For what it's worth, these are my personal standards for beginning, intermediate and advanced lifters.
Some beginners can hit progressional walls, and on paper be considered an intermediate, but in the gym they still need to work on form (or other things such as motivation, or fighting off the urge to tweak everything every week of the year). Outside of the gym they may need to work on diet. Etc.
Some intermediates may think they are advanced, when in fact they haven't hit true walls yet. They may have a horrible diet or poor training habits. These standards are based upon the assumption that the trainee is eating, resting and training properly.
Beginner: Smooth sailing with linear progression; weekly weight additions.
Intermediate: A lift becomes a grind, and adding weight each week isn't possible - but adding reps is.
Advanced: Adding reps becomes a grind, and isn't possible without a lot of program tweaking and testing. Even still, weight and reps come slow.
Can add weight - Beginner.
Can add reps - Intermediate.
Grind - Advanced.
I would agree with this except I dont think you are ever at one stage forever. i dont think once you have progressed frm beginner then you will always be an intermediate. For instance most people would say i am an intermediate lifter (just), from knowledge, effort, form etc etc... But I am certainly a beginner on my current routine. Im not certain it is possible to pigeon hole yourself to one level when there is always so much to learn and a new way of trying things... Untill of course you get to what most would call the 'advanced stage' but then you could still be intermediate with some thing or some other areas of training.
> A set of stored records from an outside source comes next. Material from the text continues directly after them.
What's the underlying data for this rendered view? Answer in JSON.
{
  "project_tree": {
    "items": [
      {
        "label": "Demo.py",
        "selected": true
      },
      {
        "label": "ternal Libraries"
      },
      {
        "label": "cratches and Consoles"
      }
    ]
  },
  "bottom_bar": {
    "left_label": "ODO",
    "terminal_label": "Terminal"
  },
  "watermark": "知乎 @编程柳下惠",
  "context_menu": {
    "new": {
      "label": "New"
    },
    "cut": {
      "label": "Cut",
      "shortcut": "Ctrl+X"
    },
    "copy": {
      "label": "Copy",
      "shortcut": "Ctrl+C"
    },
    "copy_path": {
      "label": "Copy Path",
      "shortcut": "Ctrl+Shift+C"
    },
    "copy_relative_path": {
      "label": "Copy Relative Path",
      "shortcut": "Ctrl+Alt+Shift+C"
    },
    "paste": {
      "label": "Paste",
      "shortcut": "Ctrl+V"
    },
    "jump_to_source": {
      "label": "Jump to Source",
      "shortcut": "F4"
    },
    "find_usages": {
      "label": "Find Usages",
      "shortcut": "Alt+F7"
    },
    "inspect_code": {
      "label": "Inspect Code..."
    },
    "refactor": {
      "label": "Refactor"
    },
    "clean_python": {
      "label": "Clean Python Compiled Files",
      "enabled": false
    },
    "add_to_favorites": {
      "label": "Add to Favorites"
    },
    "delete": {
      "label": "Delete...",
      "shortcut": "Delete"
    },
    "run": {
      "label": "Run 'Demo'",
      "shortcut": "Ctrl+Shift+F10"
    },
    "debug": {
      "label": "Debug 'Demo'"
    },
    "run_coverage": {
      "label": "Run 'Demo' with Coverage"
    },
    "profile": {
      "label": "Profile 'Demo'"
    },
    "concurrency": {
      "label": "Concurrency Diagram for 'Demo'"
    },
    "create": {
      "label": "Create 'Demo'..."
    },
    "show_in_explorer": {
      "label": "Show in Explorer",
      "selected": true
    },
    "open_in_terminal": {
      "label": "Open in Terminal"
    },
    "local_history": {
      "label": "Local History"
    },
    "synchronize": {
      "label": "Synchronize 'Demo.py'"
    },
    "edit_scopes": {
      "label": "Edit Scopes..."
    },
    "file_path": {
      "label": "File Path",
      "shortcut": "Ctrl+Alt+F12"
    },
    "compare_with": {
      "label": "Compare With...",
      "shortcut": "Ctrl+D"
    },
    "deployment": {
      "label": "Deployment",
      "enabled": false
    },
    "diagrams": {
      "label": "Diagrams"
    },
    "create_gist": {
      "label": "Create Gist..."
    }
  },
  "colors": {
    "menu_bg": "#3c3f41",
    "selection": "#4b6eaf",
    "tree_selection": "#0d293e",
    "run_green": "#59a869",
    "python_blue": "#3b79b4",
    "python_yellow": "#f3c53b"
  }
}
I think once you have tried all the different styles of training and hit a wall on all of them then id consider someone and an Advanced lifter.
I thought I was a good intermediate untill i came across this site and it opened my eyes a bit again, now i would put myself at later stage beginner (I think)